We considered the strengths, limitations and future directions of the current study. Although SEN-guided MDR only identified a nominally significant network for disease aggressiveness in the current study, this approach overcomes the computational challenge of detecting all possible two-, three- and four-way SNP combinations involved in PCA progression. SEN, in the current study, was used to prioritize > 10 million possible interactions by focusing on a "sub-network" of informative SNPs in relation to aggressive PCA. Reduction of our genetic data set to the most informative markers improved the feasibility to detect interactions that may have otherwise remained undetected.

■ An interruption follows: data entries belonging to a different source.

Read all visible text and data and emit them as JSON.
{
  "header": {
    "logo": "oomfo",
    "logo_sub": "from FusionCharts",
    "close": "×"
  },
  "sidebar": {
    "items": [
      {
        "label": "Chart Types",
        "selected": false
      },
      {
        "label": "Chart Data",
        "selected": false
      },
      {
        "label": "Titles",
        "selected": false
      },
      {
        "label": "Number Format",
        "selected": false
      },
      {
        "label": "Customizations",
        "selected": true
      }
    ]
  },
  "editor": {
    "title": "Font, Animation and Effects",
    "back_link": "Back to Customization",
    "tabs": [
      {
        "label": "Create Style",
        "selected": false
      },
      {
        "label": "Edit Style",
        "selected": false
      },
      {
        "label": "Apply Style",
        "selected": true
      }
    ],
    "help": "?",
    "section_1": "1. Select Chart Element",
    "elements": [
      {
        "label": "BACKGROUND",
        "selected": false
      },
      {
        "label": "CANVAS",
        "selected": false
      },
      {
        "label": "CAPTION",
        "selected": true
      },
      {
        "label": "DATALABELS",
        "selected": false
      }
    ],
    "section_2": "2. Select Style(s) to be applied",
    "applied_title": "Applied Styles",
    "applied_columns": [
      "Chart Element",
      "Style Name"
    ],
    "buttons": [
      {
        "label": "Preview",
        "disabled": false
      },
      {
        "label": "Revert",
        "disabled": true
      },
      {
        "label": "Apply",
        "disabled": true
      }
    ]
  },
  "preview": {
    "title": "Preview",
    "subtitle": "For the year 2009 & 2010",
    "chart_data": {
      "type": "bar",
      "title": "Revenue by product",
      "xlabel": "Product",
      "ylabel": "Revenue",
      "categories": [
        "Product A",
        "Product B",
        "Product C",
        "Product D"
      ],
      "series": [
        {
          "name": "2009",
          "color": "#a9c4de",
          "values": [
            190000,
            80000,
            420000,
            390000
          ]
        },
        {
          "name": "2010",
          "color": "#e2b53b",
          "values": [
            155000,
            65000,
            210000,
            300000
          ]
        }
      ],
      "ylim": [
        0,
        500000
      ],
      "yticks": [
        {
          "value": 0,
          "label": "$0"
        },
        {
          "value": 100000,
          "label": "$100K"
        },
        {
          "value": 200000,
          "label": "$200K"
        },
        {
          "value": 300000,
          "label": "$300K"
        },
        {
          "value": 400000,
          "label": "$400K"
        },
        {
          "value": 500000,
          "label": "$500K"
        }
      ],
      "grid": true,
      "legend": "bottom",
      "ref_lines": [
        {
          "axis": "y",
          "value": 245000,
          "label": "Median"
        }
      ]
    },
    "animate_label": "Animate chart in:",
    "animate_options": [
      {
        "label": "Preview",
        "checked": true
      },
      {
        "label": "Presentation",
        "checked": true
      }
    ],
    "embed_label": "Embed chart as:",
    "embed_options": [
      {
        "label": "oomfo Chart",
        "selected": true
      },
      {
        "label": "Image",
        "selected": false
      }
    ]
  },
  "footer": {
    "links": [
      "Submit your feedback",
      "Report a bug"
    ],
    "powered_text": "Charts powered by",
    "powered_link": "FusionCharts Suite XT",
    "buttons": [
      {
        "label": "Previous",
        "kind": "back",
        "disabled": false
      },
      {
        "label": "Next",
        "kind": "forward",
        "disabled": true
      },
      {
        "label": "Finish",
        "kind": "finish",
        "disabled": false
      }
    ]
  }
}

Unfortunately, the genome-wide association studies (GWAS) database used for the current study did not include apoptosis-related sequence variants (e.g., TNF-308 rs1800629, TNFSF10 rs1131532, BCL2 -936 rs2279115) previously reported in published cancer epidemiology studies [52–54]. Future studies in our laboratory will focus on high-throughput targeted sequencing to evaluate the impact of novel and commonly reported sequence variants on PCA susceptibility and disease prognosis. In light of recent GWAS reports, it is tempting to assume that extremely large case-control study sets, involving tens of thousands subjects are required to evaluate millions of SNP interactions in relation to PCA outcomes. However, the current study had adequate statistical power to evaluate individual and SNP combination effects in relation to prostate cancer. In particular, MDR has 80% statistical power to evaluate all possible two-, three-, and four-way gene-gene interactions with as low as 200 cases and 200 controls . MDR remains effective even in the presence of 5% genotyping errors and/or 5% missing data . It is anticipated that 5% of the about 13,000 possible interactions among 24 apoptosis-related SNPs will result in approximately 650 significant relationships due to chance alone. However, MDR coupled with permutation testing adjust for multiple comparison bias. Given the low prediction accuracy affiliated with the interaction between AKT3 and PRKCQ, our study findings require replication within independent study sets. However, recent simulation studies demonstrate that even modest disparities in genotype allele frequencies among study participants of independent study sets may interfere with the capacity to replicate complex interactions . Thus, to ensure reproducibility within future studies, we plan to select study sets with similar genetic architecture (i.e., ancestry identification markers and SNP genotypes) as CGEMS PCA case-control subjects.